PubMed Abstract | CrossRef Full Text | Google Scholar

10. Lanari M, Vandini S, Capretti MG, Lazzarotto T, Faldella G. Respiratory syncytial virus infections in infants affected by primary immunodeficiency. J Immunol Res (2014) 2014:850831. doi:10.1155/2014/850831

PubMed Abstract | CrossRef Full Text | Google Scholar

11. Falsey AR, Dallal G, Formica MA, Andolina GG, Hamer DH, Leka LL, et al. Long-term care facilities: a cornucopia of viral pathogens. J Am Geriatr Soc (2008) 56:1281–5. doi:10.1111/j.1532-5415.2008.01775.x

PubMed Abstract | CrossRef Full Text | Google Scholar

12. Sashihara J, Burbelo P, Savoldo B, Pierson T, Cohen J. Human antibody titers to Epstein Barr Virus (EBV) gp350 correlates with neutralization of infectivity better than antibody titers to EBV gp42 using a rapid flow cytometry based EBV neutralization assay. Virology (2009) 391(2):249–56.

Google Scholar

13. Shurin PA, Rehmus JM, Johnson CE, Marchant CD, Carlin SA, Super DM, et al. Bacterial polysaccharide immune globulin for prophylaxis of acute otitis media in high-risk children. J Pediatr (1993) 123:801–10. doi:10.1016/S0022-3476(05)80865-0

PubMed Abstract | CrossRef Full Text | Google Scholar

14. Narwaney KJ, Glanze JM, Norris JM, Fingerlin TE, Hokanson JE, Rewers M, et al. Association of HLA class II genes with clinical hyporesponsiveness to trivalent inactivated influenza vaccine in children. Vaccine (2013) 7:1123–8. doi:10.1016/j.vaccine.2012.12.026

PubMed Abstract | CrossRef Full Text | Google Scholar

15. Alper CA, Kruskall MS, Marcus-Bagley D, Craven DE, Katz AJ, Brink SJ, et al. Genetic prediction of nonresponse to hepatitis B vaccine. N Engl J Med (1989) 321:708. doi:10.1056/NEJM198909143211103

PubMed Abstract | CrossRef Full Text | Google Scholar

Keywords: IVIG, RSV, respiratory viruses, hyperimmune globulin, immune deficiency

Citation: Orange JS, Du W and Falsey AR (2015) Therapeutic immunoglobulin selected for high antibody titer to RSV also contains high antibody titers to other respiratory viruses. Front. Immunol. 6:431. doi: 10.3389/fimmu.2015.00431
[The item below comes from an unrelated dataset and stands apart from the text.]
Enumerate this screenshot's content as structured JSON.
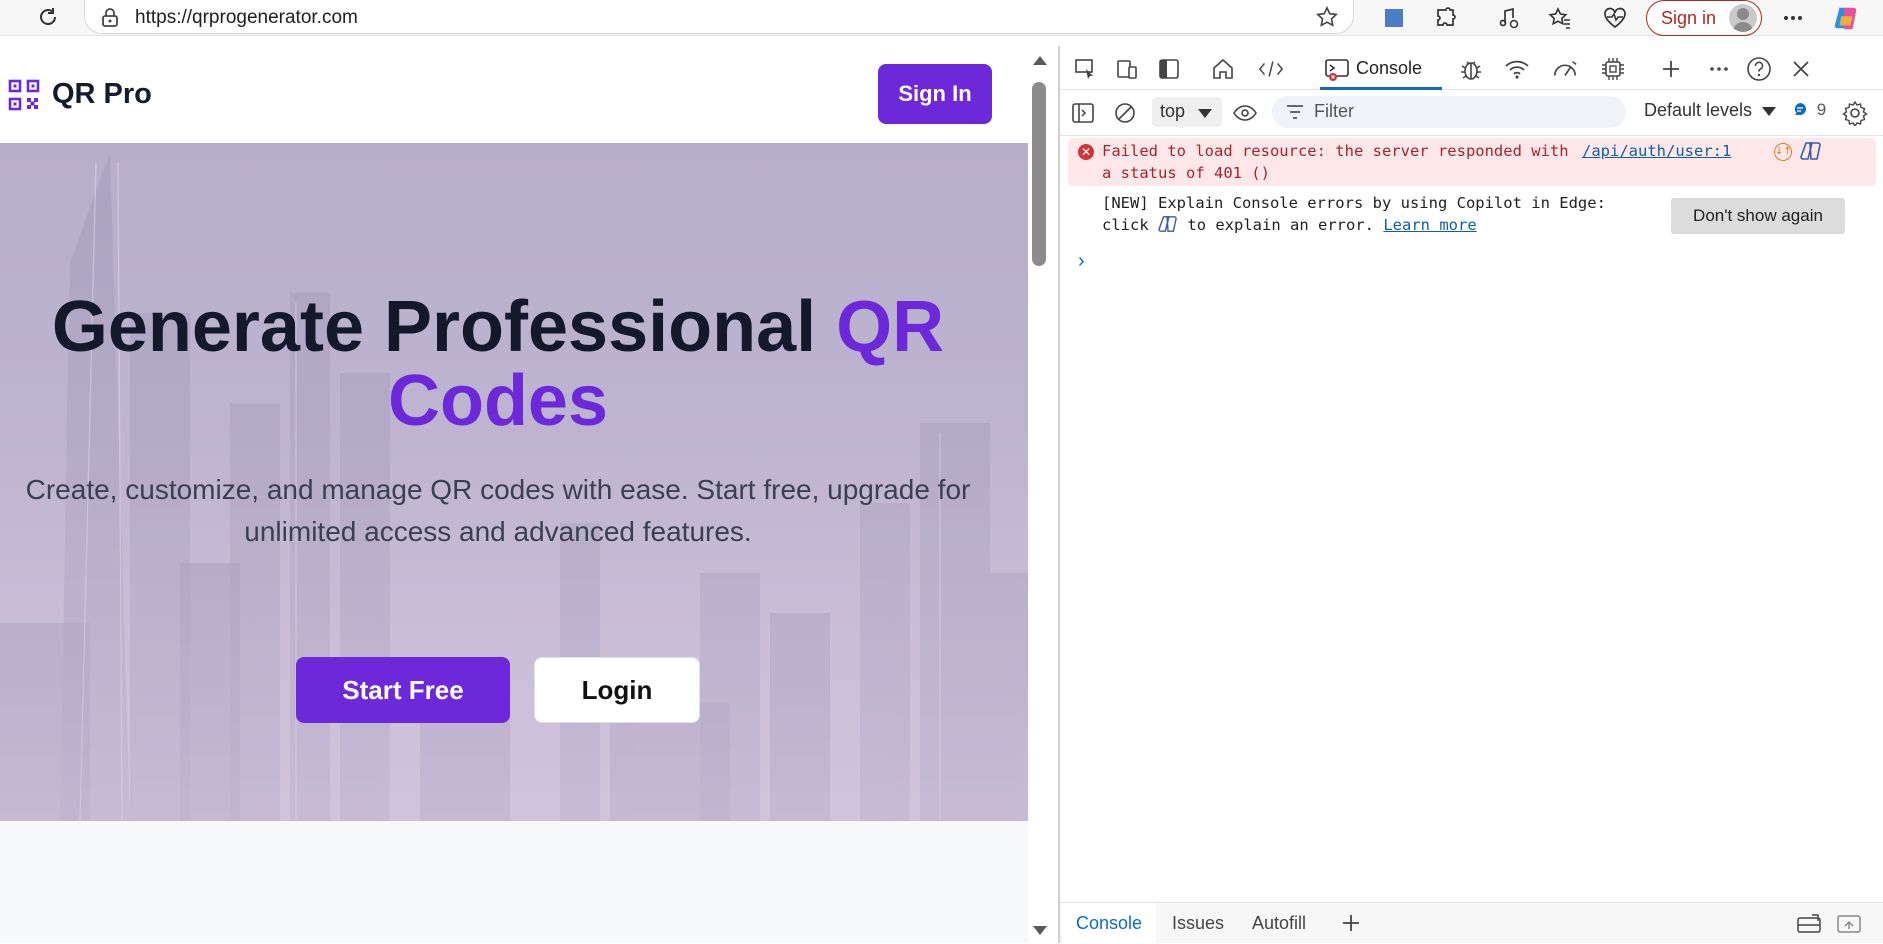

Received: 22 June 2015; Accepted: 09 August 2015;
Published: 28 August 2015

Edited by:

Andrew Gennery, Newcastle University, UK

Reviewed by:

Laurence E. Cheng, University of California San Francisco, USA
Elham Hossny, Ain Shams University, Egypt

Copyright: © 2015 Orange, Du and Falsey. This is an open-access article distributed under the terms of the Creative Commons Attribution License (CC BY). The use, distribution or reproduction in other forums is permitted, provided the original author(s) or licensor are credited and that the original publication in this journal is cited, in accordance with accepted academic practice. No use, distribution or reproduction is permitted which does not comply with these terms.

*Correspondence: Jordan S. Orange, Texas Children’s Hospital, Baylor College of Medicine, 1102 Bates Street, Houston, TX 77055, USA, orange@bcm.edu